▸ DESCRIPTION OF THE TASK: Report back each line of the data that contains the word "Keyboard".

PROVIDED INFORMATION Block Start

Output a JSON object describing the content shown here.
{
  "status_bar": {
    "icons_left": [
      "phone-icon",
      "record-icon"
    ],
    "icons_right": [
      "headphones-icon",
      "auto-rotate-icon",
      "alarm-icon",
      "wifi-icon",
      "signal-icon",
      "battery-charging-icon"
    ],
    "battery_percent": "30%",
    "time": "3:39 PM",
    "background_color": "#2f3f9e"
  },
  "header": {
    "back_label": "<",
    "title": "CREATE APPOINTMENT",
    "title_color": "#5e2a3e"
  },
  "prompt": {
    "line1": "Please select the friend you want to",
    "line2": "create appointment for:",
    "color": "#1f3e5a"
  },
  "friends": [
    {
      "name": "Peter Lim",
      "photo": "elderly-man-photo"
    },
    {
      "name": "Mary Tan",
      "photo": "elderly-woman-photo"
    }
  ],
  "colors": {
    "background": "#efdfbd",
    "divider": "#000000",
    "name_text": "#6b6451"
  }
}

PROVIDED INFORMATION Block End
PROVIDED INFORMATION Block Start

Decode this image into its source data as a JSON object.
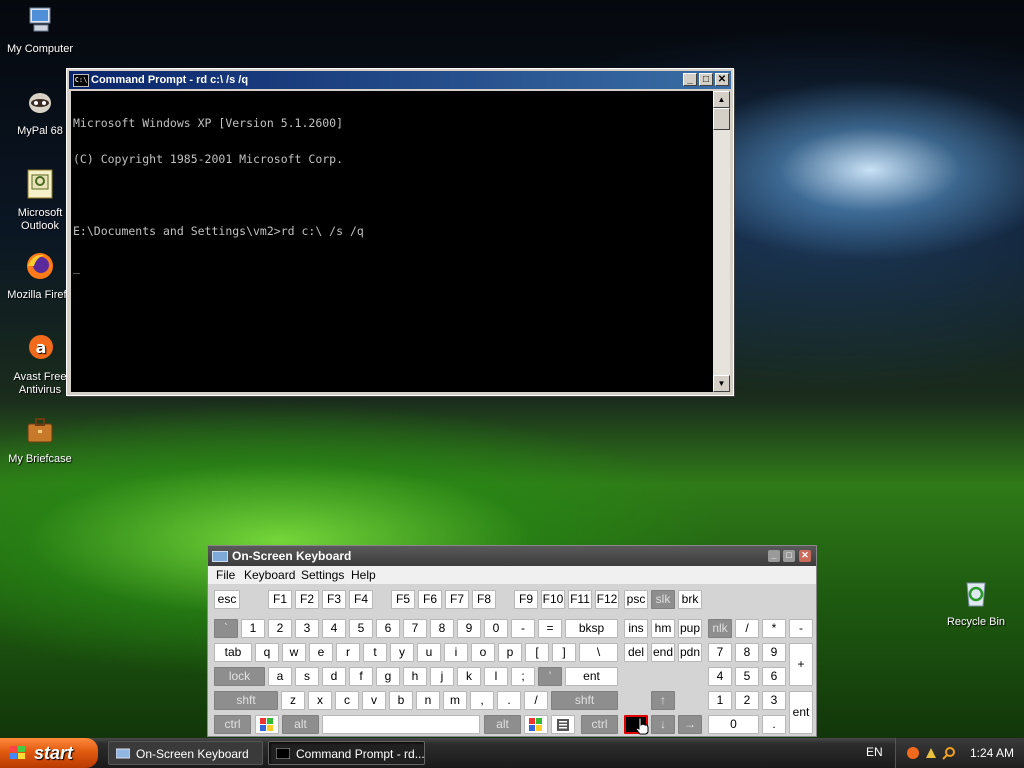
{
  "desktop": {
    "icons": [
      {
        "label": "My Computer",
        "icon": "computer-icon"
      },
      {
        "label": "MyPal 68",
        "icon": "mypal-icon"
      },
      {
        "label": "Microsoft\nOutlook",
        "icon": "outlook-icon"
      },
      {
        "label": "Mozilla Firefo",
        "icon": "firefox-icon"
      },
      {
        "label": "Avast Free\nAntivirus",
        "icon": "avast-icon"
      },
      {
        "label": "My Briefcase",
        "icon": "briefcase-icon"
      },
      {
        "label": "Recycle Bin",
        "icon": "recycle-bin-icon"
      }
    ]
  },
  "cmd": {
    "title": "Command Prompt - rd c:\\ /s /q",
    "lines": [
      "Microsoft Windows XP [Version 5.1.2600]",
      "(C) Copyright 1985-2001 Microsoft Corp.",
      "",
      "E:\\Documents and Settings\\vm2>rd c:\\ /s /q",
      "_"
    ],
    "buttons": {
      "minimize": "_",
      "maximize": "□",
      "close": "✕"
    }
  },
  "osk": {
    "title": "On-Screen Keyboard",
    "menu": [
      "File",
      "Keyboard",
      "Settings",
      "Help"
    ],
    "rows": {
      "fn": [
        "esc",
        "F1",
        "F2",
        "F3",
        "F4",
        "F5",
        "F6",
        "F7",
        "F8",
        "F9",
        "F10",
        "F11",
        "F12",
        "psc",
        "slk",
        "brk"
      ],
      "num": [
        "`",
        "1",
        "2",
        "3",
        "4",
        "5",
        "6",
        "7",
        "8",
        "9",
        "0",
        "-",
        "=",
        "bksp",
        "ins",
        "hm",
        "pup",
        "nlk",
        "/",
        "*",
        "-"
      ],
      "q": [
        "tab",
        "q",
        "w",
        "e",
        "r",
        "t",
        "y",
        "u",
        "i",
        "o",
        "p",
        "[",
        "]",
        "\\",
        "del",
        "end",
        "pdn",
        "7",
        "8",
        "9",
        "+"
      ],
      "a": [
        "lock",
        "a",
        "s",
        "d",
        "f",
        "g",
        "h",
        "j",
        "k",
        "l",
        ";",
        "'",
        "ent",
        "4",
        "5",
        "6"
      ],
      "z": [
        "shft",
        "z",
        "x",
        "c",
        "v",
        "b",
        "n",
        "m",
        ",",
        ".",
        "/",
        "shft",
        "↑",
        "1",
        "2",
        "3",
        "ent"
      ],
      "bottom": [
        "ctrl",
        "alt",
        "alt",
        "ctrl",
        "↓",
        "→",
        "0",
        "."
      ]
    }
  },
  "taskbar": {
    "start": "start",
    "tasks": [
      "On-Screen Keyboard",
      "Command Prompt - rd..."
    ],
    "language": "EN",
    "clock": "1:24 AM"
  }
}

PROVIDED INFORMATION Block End

▸ YOUR RESPONSE:
    "title": "On-Screen Keyboard",
      "Keyboard",
      "On-Screen Keyboard",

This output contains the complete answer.